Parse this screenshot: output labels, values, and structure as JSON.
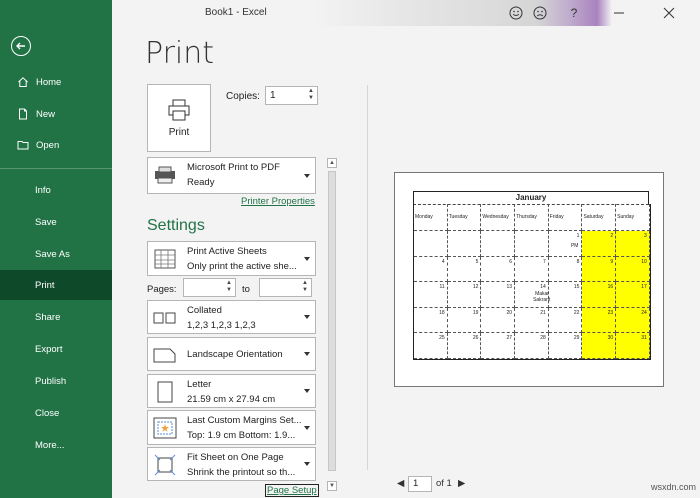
{
  "window": {
    "title": "Book1  -  Excel"
  },
  "titlebar_icons": [
    "smile-icon",
    "frown-icon",
    "help-icon",
    "minimize-icon",
    "close-icon"
  ],
  "nav": {
    "items": [
      {
        "label": "Home",
        "icon": "home-icon"
      },
      {
        "label": "New",
        "icon": "new-document-icon"
      },
      {
        "label": "Open",
        "icon": "folder-icon"
      },
      {
        "label": "Info"
      },
      {
        "label": "Save"
      },
      {
        "label": "Save As"
      },
      {
        "label": "Print"
      },
      {
        "label": "Share"
      },
      {
        "label": "Export"
      },
      {
        "label": "Publish"
      },
      {
        "label": "Close"
      },
      {
        "label": "More..."
      }
    ],
    "active": "Print"
  },
  "print": {
    "heading": "Print",
    "print_button": "Print",
    "copies_label": "Copies:",
    "copies_value": "1"
  },
  "printer": {
    "name": "Microsoft Print to PDF",
    "status": "Ready",
    "properties_link": "Printer Properties"
  },
  "settings": {
    "heading": "Settings",
    "what": {
      "l1": "Print Active Sheets",
      "l2": "Only print the active she..."
    },
    "pages_label": "Pages:",
    "to_label": "to",
    "collate": {
      "l1": "Collated",
      "l2": "1,2,3    1,2,3    1,2,3"
    },
    "orientation": {
      "l1": "Landscape Orientation"
    },
    "paper": {
      "l1": "Letter",
      "l2": "21.59 cm x 27.94 cm"
    },
    "margins": {
      "l1": "Last Custom Margins Set...",
      "l2": "Top: 1.9 cm Bottom: 1.9..."
    },
    "scaling": {
      "l1": "Fit Sheet on One Page",
      "l2": "Shrink the printout so th..."
    },
    "page_setup_link": "Page Setup"
  },
  "preview": {
    "calendar_title": "January",
    "days": [
      "Monday",
      "Tuesday",
      "Wednesday",
      "Thursday",
      "Friday",
      "Saturday",
      "Sunday"
    ],
    "rows": [
      [
        "",
        "",
        "",
        "",
        "1",
        "2",
        "3"
      ],
      [
        "4",
        "5",
        "6",
        "7",
        "8",
        "9",
        "10"
      ],
      [
        "11",
        "12",
        "13",
        "14",
        "15",
        "16",
        "17"
      ],
      [
        "18",
        "19",
        "20",
        "21",
        "22",
        "23",
        "24"
      ],
      [
        "25",
        "26",
        "27",
        "28",
        "29",
        "30",
        "31"
      ]
    ],
    "events": [
      {
        "row": 0,
        "col": 4,
        "text": "PM"
      },
      {
        "row": 2,
        "col": 3,
        "text": "Makar"
      },
      {
        "row": 2,
        "col": 3,
        "text2": "Sakrant"
      }
    ],
    "highlight_color": "#ffff00"
  },
  "pager": {
    "current": "1",
    "of_text": "of 1"
  },
  "watermark": "wsxdn.com",
  "colors": {
    "accent": "#217346",
    "nav_active": "#0e4a29"
  }
}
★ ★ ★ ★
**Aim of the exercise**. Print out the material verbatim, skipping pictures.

**Final answer**.
Parse this screenshot: output labels, values, and structure as JSON.
{
  "window": {
    "title": "Book1  -  Excel"
  },
  "titlebar_icons": [
    "smile-icon",
    "frown-icon",
    "help-icon",
    "minimize-icon",
    "close-icon"
  ],
  "nav": {
    "items": [
      {
        "label": "Home",
        "icon": "home-icon"
      },
      {
        "label": "New",
        "icon": "new-document-icon"
      },
      {
        "label": "Open",
        "icon": "folder-icon"
      },
      {
        "label": "Info"
      },
      {
        "label": "Save"
      },
      {
        "label": "Save As"
      },
      {
        "label": "Print"
      },
      {
        "label": "Share"
      },
      {
        "label": "Export"
      },
      {
        "label": "Publish"
      },
      {
        "label": "Close"
      },
      {
        "label": "More..."
      }
    ],
    "active": "Print"
  },
  "print": {
    "heading": "Print",
    "print_button": "Print",
    "copies_label": "Copies:",
    "copies_value": "1"
  },
  "printer": {
    "name": "Microsoft Print to PDF",
    "status": "Ready",
    "properties_link": "Printer Properties"
  },
  "settings": {
    "heading": "Settings",
    "what": {
      "l1": "Print Active Sheets",
      "l2": "Only print the active she..."
    },
    "pages_label": "Pages:",
    "to_label": "to",
    "collate": {
      "l1": "Collated",
      "l2": "1,2,3    1,2,3    1,2,3"
    },
    "orientation": {
      "l1": "Landscape Orientation"
    },
    "paper": {
      "l1": "Letter",
      "l2": "21.59 cm x 27.94 cm"
    },
    "margins": {
      "l1": "Last Custom Margins Set...",
      "l2": "Top: 1.9 cm Bottom: 1.9..."
    },
    "scaling": {
      "l1": "Fit Sheet on One Page",
      "l2": "Shrink the printout so th..."
    },
    "page_setup_link": "Page Setup"
  },
  "preview": {
    "calendar_title": "January",
    "days": [
      "Monday",
      "Tuesday",
      "Wednesday",
      "Thursday",
      "Friday",
      "Saturday",
      "Sunday"
    ],
    "rows": [
      [
        "",
        "",
        "",
        "",
        "1",
        "2",
        "3"
      ],
      [
        "4",
        "5",
        "6",
        "7",
        "8",
        "9",
        "10"
      ],
      [
        "11",
        "12",
        "13",
        "14",
        "15",
        "16",
        "17"
      ],
      [
        "18",
        "19",
        "20",
        "21",
        "22",
        "23",
        "24"
      ],
      [
        "25",
        "26",
        "27",
        "28",
        "29",
        "30",
        "31"
      ]
    ],
    "events": [
      {
        "row": 0,
        "col": 4,
        "text": "PM"
      },
      {
        "row": 2,
        "col": 3,
        "text": "Makar"
      },
      {
        "row": 2,
        "col": 3,
        "text2": "Sakrant"
      }
    ],
    "highlight_color": "#ffff00"
  },
  "pager": {
    "current": "1",
    "of_text": "of 1"
  },
  "watermark": "wsxdn.com",
  "colors": {
    "accent": "#217346",
    "nav_active": "#0e4a29"
  }
}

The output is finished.